• [RECORDS FOR THIS EXERCISE]

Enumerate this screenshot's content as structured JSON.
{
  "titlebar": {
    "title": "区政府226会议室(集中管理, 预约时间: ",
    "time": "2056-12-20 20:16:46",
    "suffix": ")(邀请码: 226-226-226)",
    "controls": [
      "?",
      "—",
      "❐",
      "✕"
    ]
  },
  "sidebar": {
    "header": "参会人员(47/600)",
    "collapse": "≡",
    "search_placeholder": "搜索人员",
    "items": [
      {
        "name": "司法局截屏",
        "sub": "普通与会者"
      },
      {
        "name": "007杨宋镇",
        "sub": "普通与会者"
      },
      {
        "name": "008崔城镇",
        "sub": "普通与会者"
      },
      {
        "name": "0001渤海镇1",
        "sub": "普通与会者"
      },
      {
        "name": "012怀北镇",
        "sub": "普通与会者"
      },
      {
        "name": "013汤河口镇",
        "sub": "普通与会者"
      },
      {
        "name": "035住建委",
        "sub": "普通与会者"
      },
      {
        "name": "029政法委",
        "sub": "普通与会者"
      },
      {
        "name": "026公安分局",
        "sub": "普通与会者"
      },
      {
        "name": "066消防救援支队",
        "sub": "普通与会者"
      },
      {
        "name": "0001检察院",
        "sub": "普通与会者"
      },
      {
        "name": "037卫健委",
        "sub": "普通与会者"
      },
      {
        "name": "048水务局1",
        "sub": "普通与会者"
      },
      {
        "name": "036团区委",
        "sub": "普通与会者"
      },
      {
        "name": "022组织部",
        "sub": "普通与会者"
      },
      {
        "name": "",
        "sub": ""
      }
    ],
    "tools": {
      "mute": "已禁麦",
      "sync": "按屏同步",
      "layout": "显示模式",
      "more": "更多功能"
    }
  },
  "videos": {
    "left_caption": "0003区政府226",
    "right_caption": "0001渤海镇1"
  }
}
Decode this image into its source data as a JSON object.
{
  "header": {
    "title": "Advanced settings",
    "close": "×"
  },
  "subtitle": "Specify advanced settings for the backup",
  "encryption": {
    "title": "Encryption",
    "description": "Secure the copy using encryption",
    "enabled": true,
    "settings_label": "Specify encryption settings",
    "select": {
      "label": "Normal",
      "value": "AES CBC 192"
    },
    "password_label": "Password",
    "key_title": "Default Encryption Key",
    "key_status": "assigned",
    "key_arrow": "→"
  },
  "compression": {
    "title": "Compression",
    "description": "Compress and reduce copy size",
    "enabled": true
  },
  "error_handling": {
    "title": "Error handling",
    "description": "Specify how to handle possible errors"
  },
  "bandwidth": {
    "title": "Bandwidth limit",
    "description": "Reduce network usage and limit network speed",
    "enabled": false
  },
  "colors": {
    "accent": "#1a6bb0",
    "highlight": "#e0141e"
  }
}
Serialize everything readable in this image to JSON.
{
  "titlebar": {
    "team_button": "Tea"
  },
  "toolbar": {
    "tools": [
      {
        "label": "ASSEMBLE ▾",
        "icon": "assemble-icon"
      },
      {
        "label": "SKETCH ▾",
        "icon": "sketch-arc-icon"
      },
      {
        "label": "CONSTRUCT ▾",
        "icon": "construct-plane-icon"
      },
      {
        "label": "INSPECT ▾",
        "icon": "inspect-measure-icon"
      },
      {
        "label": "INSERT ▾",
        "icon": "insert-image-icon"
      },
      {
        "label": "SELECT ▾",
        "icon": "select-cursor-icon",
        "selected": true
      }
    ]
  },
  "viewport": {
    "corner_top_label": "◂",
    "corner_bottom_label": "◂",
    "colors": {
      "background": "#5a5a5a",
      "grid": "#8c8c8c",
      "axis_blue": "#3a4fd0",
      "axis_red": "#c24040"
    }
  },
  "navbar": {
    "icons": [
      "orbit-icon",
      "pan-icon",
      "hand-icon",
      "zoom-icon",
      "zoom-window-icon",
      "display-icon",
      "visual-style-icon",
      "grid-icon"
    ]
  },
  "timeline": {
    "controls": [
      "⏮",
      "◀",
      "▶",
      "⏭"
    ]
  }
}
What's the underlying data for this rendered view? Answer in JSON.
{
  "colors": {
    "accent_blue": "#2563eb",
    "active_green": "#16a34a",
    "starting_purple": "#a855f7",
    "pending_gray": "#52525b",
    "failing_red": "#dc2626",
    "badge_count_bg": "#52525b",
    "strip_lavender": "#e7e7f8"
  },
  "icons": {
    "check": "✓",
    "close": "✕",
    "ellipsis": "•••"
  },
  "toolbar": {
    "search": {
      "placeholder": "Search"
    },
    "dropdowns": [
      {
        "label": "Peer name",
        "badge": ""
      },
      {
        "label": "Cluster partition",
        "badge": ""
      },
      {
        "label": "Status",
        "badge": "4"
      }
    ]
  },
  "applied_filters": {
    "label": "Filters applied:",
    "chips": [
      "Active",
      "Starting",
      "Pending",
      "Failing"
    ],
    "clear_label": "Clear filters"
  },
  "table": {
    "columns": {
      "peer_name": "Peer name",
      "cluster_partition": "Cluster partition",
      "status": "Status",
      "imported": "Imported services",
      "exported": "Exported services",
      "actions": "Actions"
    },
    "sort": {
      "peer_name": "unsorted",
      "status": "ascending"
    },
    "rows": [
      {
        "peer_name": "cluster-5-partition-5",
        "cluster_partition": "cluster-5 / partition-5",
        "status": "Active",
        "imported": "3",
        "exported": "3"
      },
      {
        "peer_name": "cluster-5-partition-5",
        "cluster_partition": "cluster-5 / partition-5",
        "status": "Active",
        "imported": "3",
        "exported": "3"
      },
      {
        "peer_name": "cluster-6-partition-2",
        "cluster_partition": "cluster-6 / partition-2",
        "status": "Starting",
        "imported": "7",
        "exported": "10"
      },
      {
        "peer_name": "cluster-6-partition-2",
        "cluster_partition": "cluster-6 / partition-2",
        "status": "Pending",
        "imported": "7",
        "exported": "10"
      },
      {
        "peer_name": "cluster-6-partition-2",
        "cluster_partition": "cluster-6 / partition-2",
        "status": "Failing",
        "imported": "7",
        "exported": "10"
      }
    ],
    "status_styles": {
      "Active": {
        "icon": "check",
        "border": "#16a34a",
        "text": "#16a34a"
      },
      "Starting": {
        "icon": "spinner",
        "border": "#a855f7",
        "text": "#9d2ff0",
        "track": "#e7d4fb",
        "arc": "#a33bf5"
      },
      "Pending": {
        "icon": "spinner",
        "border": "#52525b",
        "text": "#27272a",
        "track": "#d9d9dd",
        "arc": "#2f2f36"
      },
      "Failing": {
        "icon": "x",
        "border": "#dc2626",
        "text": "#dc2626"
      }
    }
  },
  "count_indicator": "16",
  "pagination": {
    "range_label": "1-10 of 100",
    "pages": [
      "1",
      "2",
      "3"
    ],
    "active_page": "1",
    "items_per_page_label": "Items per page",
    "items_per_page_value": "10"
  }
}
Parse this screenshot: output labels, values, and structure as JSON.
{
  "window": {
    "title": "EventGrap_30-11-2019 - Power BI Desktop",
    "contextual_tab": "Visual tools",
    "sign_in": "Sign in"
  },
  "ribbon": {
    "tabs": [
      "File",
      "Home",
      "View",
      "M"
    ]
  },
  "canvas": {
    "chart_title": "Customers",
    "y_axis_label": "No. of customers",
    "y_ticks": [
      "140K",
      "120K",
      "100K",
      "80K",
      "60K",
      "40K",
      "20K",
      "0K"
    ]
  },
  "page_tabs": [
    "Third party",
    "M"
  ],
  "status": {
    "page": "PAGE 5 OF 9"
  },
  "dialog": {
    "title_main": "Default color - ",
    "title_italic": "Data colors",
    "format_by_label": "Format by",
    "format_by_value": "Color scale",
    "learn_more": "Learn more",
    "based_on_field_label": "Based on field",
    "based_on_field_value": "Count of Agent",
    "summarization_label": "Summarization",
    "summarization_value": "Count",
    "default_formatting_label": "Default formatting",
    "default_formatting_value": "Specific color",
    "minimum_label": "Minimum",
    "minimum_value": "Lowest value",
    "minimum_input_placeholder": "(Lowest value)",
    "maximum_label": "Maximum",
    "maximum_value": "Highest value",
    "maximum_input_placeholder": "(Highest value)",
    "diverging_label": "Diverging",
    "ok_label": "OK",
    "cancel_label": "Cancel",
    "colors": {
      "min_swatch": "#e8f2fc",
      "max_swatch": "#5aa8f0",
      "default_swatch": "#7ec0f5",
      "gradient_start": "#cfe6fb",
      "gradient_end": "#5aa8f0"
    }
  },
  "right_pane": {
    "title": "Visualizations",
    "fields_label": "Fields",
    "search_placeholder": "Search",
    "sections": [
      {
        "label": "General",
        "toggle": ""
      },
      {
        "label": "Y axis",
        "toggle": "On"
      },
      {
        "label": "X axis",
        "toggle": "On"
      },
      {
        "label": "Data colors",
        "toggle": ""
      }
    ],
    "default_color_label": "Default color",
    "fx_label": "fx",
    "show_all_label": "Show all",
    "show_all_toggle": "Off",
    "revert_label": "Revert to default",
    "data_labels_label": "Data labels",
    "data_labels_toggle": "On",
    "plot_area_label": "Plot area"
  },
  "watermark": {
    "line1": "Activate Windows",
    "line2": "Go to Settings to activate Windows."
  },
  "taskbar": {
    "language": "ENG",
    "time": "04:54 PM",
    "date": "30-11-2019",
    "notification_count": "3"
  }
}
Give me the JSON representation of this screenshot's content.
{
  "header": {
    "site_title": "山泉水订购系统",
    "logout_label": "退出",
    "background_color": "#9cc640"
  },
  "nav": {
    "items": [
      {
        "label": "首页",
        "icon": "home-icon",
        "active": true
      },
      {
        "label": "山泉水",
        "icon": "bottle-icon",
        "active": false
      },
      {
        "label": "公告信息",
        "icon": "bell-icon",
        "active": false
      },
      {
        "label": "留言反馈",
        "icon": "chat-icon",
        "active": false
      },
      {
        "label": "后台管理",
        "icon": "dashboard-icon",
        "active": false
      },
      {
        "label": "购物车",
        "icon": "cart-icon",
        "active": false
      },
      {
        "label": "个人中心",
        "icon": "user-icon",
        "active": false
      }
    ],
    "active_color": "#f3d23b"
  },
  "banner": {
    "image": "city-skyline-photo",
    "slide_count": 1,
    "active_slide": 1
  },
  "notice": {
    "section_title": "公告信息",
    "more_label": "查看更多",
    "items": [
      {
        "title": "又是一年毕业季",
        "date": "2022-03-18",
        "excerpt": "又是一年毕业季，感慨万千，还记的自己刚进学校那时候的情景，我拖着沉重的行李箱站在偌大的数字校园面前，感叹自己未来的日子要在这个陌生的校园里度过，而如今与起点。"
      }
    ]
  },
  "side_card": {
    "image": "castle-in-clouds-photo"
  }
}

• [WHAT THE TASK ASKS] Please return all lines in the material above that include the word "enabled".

• [SOLUTION FOR THIS EXERCISE]
    "enabled": true,
    "enabled": true
    "enabled": false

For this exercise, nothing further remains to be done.